Remote Sensing of Environment  (IF10.164),  Pub Date : 2021-10-21, DOI: 10.1016/j.rse.2021.112745
Xiaojie Liu, Chaoying Zhao, Qin Zhang, Yueping Yin, Zhong Lu, Sergey Samsonov, Chengsheng Yang, Meng Wang, Roberto Tomás

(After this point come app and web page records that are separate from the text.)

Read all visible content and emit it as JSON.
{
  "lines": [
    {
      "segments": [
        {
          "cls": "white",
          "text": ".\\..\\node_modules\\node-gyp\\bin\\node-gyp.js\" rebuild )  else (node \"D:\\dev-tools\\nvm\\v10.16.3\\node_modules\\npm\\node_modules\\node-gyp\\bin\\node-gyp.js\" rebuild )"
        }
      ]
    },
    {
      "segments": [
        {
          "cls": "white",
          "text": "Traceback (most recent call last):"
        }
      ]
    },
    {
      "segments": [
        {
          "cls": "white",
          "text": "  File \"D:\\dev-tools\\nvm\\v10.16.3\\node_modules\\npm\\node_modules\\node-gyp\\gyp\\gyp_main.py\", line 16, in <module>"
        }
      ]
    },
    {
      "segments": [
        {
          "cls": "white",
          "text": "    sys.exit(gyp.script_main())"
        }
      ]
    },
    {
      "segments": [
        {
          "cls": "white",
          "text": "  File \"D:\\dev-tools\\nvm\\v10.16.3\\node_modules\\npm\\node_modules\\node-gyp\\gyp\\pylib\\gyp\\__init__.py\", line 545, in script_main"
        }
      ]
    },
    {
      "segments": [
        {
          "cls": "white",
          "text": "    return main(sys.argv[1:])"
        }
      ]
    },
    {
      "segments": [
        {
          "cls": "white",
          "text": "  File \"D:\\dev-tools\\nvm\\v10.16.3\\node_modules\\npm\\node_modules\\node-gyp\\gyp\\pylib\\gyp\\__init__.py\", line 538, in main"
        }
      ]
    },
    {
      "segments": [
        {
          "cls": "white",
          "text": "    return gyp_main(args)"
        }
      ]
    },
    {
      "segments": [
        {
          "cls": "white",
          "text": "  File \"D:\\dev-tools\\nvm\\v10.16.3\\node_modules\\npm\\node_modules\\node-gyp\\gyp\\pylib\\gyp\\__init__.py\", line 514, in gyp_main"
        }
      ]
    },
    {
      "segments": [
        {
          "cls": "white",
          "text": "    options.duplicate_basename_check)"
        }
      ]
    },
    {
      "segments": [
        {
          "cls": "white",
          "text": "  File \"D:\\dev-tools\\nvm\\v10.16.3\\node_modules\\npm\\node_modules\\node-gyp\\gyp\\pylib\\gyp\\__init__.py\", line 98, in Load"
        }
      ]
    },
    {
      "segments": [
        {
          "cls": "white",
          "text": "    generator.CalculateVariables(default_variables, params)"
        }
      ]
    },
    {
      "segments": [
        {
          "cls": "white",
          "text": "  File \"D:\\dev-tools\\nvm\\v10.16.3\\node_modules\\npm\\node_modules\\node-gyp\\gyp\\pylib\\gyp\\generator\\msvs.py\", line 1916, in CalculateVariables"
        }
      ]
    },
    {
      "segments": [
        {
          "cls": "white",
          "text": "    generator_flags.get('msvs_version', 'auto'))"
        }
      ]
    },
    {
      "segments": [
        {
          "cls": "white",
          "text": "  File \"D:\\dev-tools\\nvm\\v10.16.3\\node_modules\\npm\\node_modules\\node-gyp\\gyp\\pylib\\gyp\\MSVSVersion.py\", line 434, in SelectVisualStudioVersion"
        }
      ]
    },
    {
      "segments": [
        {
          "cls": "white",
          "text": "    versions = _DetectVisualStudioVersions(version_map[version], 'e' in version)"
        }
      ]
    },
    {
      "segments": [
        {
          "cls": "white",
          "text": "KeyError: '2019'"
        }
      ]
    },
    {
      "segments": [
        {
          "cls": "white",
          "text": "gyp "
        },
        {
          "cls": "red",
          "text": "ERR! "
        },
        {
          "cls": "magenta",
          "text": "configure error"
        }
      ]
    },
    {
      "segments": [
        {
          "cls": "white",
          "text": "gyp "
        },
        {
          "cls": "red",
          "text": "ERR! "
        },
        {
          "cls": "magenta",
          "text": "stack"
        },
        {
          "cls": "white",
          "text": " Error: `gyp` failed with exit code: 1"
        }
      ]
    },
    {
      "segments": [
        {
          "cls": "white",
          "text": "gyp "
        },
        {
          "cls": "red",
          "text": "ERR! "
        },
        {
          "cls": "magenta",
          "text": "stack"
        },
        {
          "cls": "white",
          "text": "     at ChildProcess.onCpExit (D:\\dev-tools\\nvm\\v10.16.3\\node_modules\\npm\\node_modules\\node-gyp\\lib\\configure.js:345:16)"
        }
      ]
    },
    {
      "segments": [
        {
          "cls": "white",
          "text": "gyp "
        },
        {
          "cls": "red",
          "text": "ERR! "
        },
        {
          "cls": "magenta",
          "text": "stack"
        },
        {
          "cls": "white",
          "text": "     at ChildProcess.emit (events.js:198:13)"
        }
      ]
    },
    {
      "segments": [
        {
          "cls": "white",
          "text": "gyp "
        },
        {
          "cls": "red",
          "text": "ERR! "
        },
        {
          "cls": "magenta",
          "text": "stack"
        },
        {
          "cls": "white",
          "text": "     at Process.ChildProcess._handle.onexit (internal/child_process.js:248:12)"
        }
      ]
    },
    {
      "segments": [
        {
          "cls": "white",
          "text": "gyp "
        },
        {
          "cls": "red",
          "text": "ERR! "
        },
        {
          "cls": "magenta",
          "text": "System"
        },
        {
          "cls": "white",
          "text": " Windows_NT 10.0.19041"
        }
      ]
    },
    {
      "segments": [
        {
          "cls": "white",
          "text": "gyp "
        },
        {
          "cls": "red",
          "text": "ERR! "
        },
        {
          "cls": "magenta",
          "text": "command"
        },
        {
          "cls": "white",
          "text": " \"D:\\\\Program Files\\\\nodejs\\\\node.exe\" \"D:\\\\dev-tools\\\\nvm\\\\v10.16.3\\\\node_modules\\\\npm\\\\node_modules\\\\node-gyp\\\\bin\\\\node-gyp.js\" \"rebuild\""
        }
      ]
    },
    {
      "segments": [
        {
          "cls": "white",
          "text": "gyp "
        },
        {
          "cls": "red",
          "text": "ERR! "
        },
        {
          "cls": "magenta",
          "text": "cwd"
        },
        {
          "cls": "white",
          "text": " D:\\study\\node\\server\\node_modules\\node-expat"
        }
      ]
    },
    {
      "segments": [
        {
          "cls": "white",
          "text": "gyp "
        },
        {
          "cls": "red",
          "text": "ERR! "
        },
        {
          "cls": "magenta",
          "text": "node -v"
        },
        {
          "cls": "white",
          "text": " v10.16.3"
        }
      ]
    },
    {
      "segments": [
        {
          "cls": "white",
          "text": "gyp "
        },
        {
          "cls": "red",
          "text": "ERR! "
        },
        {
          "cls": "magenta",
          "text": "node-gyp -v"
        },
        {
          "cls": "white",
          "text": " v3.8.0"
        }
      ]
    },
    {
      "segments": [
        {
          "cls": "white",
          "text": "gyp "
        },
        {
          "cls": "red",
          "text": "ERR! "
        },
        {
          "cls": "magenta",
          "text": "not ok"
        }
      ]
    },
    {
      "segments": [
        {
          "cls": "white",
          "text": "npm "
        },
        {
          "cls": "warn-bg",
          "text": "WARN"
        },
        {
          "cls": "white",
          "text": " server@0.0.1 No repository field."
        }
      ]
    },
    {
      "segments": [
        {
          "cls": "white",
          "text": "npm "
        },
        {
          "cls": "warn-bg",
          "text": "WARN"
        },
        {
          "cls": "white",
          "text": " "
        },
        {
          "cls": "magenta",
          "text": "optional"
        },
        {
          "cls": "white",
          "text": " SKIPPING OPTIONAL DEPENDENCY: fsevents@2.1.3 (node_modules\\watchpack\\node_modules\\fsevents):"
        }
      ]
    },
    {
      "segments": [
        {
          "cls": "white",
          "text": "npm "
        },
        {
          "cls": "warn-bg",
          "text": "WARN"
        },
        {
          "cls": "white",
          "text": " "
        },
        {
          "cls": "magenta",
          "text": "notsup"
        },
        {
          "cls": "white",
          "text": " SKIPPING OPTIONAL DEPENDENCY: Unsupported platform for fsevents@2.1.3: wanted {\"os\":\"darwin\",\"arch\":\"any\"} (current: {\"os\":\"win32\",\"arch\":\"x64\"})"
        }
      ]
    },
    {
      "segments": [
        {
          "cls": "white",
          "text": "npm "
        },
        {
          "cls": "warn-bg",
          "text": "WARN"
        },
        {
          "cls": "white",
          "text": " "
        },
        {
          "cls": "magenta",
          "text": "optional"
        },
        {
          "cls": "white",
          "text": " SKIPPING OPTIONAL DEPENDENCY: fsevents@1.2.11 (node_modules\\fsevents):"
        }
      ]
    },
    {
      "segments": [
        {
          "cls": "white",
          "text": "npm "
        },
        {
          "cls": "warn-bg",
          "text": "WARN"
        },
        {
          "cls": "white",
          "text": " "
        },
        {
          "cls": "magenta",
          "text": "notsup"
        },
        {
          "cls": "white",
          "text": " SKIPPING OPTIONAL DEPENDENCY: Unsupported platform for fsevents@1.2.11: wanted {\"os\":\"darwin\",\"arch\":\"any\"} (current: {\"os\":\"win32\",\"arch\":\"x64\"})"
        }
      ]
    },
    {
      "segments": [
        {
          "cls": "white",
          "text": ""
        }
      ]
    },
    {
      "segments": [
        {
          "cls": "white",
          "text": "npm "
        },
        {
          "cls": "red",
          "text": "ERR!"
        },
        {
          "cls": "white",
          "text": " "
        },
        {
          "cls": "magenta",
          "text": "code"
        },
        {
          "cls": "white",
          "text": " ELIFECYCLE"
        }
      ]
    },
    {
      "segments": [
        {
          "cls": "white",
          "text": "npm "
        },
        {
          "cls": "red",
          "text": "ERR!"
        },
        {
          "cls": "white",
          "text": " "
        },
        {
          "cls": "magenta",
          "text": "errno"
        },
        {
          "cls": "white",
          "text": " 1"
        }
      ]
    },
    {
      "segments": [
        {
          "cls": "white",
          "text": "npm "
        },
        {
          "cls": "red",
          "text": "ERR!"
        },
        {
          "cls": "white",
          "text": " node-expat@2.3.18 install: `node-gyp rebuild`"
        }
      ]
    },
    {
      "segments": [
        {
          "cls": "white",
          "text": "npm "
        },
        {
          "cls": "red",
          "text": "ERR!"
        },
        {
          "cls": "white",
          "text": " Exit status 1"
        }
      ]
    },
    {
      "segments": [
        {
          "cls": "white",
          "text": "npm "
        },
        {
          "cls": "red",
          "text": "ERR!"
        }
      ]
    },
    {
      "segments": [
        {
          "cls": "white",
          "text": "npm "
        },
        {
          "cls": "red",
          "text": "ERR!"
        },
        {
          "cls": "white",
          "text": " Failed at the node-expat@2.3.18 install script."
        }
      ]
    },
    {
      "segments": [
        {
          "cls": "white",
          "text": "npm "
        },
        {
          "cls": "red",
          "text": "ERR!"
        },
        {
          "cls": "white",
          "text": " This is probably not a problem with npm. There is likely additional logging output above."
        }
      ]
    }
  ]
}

Recently, a large number of synthetic aperture radar (SAR) images has been introduced into landslide investigations with the growing launch of new SAR satellites, such as ALOS/PALSAR-2 and Sentinel-1. Therefore, it is appropriate to develop new approaches to retrieve three-dimensional (3D) displacements and long-term (> 10 years) displacement time series to investigate the spatio-temporal evolution and creep behavior of landslides. In this study, a new approach for the estimation of 3D and long-term displacement time series of landslides, based on the fusion of C- and L-band SAR observations, is presented. This method is applied to map 3D and long-term displacements (nearly 12 years) of the landslides in Gongjue County, Tibet in China; four sets of SAR images from different platforms (i.e., L-band ascending ALOS/PALSAR-1, C-band descending ENVISAT, and C-band ascending and descending Sentinel-1 SAR datasets) covering the period of January 2007 to November 2018 were collected and exploited. First, the assumption that the landslide moves parallel to its ground surface is used to produce 3D displacement rates and time series by fusing ascending and descending Sentinel-1 SAR images, from which the optimal sliding direction for each pixel of the slope is well estimated. Then, the long-term displacement time-series of the landslide between January 2007 and October 2018 in the estimated sliding direction is recovered by fusing L-band ALOS/PALSAR-1 and C-band Sentinel-1 SAR images. In order to fill the time gap of nearly four years between ALOS/PALSAR-1 and Sentinel-1 SAR images, the Tikhonov regularization (TR) method is developed to establish the observational equation. Moreover, to solve the problem arising from ALOS/PALSAR-1 and Sentinel-1 images with different wavelengths, incidence angles and flight directions, the measurements from ALOS/PALSAR-1 and Sentinel-1 images are both projected to the estimated optimal sliding direction to achieve a unified displacement datum. Our results from ascending and descending Sentinel-1 images suggest that the maximum displacement rates of the study area in the vertical and east-west directions from December 2016 to October 2018 were greater than 70 and 80 mm/year, respectively, and 2D displacement results reveal that the displacement patterns and movement characteristics of all the detected landslides are not identical in the study area. Specifically, the 3D displacement results successfully revealed the spatiotemporal displacement patterns and movement direction of each block of the Shadong landslide, and long-term displacement time series showed for the first time that the maximum cumulative displacement exceeds 1.3 m from January 2007 to October 2018. Moreover, the kinematic evolution and possible driving factors of landslides were investigated using 2D and 3D and long-term displacement results, coupled with hydrological factors and unidimensional constitutive models of the rocks.